After a hurricane as powerful as Harvey, everyone buckles down and gets to work fixing their homes, neighborhoods, and property to get back to our normal lives as quickly as possible. Some things are doable as soon as you see them, such as fixing parts of a fence or cleaning up debris. However, with time, you will come to more difficult repairs, such as fixing walls, floors and the structural parts of the house, which most of us usually seek a professional to fix. Usually the first step here is to contact your insurance company and file a claim for whatever your damages are worth. This is trickier to do than most would assume, and so this is where an insurance adjuster comes in.
An insurance adjuster is a professional who is trained to perform a multitude of assessments surrounding insurance claims on behalf of policyholders and/or insurance companies. They assess damages from flood, fire, smoke, wind and hurricane damage, as well as damage from other catastrophes. They can go so far as to assess and evaluate the damage a hurricane or flood has done on business income. In the case for those of us in Houston and along the Gulf Coast, most would seek public insurance adjusters (the ones who are on your side rather than the side of the insurance companies).
Public insurance adjusters, as opposed to company or independent adjusters, are the only insurance adjusters that work on behalf of the policyholder rather than the insurance company. They will assess and evaluate the damages incurred, and put together a detailed and accurate claim, specific to your situation, and send that to your insurance company.
The big questions for most people at this point are: “Do I need one?” and “How much does it cost?” If you’re looking to file an insurance claim, it is strongly advisable to hire a public insurance adjuster. It’s commonplace for public adjusters to visit damaged property free of charge. The adjuster will discuss the severity of the damage and what exactly it means for your claim going forward. The adjuster gets paid after you do — they’ll take a cut of what the insurance company pays out to you after you’ve filed a claim with the help of the adjuster. This cut should not exceed 10 percent, in accordance with Texas law.
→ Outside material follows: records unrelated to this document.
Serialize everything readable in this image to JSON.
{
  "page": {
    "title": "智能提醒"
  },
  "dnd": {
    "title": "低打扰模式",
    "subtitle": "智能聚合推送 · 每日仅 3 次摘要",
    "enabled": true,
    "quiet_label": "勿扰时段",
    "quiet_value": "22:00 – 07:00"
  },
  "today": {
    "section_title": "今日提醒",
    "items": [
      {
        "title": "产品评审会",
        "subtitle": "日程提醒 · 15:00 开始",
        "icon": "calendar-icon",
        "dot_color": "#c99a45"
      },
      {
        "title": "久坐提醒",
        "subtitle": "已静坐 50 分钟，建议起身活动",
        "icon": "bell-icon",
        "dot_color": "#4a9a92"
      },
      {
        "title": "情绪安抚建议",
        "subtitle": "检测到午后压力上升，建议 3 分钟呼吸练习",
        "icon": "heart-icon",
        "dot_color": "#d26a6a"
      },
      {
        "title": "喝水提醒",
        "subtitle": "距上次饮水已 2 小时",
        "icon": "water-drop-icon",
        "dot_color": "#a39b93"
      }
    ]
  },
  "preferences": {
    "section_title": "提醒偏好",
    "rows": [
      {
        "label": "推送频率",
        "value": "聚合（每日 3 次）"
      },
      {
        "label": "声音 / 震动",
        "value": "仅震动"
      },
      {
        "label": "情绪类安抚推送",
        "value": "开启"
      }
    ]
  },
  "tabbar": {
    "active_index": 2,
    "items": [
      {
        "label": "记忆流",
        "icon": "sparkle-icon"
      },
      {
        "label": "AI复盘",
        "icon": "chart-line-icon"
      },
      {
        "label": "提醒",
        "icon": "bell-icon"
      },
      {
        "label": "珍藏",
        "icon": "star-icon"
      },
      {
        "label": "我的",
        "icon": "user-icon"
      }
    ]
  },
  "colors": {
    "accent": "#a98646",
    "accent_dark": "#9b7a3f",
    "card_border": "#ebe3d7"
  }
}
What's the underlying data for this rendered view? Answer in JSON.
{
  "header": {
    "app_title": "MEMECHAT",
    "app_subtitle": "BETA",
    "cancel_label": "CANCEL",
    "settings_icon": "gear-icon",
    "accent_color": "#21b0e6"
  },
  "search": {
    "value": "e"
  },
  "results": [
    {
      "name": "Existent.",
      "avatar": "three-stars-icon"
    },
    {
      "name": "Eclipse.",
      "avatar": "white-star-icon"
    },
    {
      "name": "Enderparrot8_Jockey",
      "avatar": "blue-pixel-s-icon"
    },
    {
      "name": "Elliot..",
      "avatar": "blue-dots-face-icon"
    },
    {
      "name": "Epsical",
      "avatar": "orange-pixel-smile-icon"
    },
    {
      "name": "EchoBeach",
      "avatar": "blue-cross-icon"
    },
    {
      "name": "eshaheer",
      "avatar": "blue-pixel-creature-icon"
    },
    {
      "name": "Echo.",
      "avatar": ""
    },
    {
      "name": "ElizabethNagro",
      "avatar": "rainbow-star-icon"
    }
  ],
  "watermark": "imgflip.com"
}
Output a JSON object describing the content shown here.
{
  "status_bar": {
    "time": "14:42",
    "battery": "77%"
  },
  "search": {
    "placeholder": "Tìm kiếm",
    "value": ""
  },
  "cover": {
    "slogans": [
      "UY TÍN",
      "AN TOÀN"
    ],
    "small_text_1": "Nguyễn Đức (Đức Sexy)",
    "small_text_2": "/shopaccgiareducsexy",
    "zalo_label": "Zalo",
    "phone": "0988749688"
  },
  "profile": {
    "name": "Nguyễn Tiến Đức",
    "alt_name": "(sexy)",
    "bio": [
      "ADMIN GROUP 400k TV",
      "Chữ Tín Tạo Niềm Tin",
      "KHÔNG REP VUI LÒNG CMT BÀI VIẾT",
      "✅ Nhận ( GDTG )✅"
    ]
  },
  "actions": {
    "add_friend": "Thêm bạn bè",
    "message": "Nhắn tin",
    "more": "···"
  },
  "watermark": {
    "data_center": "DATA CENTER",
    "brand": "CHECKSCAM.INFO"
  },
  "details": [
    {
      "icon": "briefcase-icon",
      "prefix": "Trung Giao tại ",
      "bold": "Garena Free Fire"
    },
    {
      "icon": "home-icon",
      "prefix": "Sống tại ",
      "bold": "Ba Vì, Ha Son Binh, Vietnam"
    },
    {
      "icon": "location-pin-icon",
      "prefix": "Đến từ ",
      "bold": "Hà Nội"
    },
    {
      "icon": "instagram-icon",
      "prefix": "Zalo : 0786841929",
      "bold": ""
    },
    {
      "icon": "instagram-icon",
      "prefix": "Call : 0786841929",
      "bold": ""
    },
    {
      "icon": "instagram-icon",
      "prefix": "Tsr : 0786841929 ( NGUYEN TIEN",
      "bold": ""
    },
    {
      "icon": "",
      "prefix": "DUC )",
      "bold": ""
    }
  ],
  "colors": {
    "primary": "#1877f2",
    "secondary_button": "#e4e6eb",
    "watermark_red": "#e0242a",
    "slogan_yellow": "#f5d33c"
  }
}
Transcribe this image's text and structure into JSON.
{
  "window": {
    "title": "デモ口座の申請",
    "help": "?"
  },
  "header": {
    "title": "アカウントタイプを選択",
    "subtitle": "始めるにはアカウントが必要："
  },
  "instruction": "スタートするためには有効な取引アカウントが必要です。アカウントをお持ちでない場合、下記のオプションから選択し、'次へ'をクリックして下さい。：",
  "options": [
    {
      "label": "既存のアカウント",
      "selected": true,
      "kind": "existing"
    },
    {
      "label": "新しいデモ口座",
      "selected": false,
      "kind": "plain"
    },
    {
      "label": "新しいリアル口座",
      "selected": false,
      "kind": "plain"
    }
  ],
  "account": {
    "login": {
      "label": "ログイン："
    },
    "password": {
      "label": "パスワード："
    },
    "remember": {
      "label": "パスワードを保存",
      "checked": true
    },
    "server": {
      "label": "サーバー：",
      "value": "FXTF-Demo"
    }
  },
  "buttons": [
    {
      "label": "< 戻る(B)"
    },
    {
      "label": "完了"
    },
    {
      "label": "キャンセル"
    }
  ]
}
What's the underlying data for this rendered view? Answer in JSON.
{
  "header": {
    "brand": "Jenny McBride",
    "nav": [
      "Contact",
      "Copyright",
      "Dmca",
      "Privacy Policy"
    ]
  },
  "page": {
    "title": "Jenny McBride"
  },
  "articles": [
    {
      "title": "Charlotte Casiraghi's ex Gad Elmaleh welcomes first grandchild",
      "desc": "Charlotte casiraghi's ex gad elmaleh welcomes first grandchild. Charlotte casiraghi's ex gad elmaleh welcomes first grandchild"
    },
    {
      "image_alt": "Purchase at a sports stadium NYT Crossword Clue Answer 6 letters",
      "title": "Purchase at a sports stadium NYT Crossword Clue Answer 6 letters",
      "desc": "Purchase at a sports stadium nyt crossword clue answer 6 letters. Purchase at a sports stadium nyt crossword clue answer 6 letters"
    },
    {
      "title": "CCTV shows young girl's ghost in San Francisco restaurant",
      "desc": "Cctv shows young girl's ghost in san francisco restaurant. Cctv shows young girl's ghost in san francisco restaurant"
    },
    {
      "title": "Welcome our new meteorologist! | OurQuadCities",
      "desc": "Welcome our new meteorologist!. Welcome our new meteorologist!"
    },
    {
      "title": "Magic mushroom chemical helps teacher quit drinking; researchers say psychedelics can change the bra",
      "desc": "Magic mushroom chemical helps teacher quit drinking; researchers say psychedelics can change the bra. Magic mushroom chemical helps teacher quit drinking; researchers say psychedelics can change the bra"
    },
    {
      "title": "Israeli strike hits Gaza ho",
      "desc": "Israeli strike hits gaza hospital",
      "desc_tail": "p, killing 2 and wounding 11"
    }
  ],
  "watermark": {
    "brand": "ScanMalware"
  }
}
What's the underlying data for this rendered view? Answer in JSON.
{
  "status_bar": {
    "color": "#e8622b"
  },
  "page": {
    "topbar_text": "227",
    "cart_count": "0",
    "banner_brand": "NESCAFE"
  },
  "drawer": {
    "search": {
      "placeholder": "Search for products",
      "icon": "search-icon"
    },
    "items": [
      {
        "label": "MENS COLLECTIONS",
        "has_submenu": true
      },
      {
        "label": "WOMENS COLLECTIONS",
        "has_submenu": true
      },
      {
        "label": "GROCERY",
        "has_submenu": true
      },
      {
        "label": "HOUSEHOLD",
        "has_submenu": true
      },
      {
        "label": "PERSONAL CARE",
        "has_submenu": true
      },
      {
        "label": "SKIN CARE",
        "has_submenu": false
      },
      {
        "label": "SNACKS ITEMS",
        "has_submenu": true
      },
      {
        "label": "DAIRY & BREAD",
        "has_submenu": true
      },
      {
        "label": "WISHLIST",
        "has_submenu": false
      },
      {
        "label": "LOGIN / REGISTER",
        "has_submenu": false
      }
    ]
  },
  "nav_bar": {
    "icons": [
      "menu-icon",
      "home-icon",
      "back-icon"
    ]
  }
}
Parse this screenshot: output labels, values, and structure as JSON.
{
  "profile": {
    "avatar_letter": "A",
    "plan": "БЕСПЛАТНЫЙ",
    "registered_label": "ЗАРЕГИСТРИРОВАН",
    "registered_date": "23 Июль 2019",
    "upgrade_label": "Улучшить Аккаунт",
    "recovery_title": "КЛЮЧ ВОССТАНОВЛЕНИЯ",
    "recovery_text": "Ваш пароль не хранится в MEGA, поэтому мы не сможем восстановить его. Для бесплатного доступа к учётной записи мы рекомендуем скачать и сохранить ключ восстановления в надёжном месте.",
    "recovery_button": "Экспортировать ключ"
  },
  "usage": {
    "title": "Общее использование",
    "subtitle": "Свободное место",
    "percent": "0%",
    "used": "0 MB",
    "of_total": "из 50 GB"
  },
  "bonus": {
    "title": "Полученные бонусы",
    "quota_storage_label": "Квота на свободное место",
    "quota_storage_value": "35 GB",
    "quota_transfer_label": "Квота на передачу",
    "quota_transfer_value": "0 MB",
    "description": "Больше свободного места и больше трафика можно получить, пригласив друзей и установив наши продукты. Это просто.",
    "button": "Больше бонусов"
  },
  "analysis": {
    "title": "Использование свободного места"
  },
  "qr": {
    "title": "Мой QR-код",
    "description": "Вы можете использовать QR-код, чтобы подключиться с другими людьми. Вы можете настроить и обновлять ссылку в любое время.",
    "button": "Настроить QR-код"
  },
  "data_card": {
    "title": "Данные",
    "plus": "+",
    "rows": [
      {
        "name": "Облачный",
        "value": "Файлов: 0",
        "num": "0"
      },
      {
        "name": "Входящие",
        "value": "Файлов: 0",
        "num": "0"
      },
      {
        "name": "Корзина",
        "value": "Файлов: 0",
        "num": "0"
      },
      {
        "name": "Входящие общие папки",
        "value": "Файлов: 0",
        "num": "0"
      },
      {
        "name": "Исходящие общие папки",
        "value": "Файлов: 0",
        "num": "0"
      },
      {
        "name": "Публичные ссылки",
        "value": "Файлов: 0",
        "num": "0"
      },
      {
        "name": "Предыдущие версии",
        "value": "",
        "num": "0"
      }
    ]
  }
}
A big thing to remember while working with insurance companies is that payouts are part of their job and are not considered charity. An insurance company will rarely, if at all, give you more money than you asked for or are owed. If they did, it was probably a mistake. Hiring a public insurance adjuster is one of the safer ways to make sure you get what you’re owed and what you need in order to restore you home to the same, or even better quality than it was before Harvey.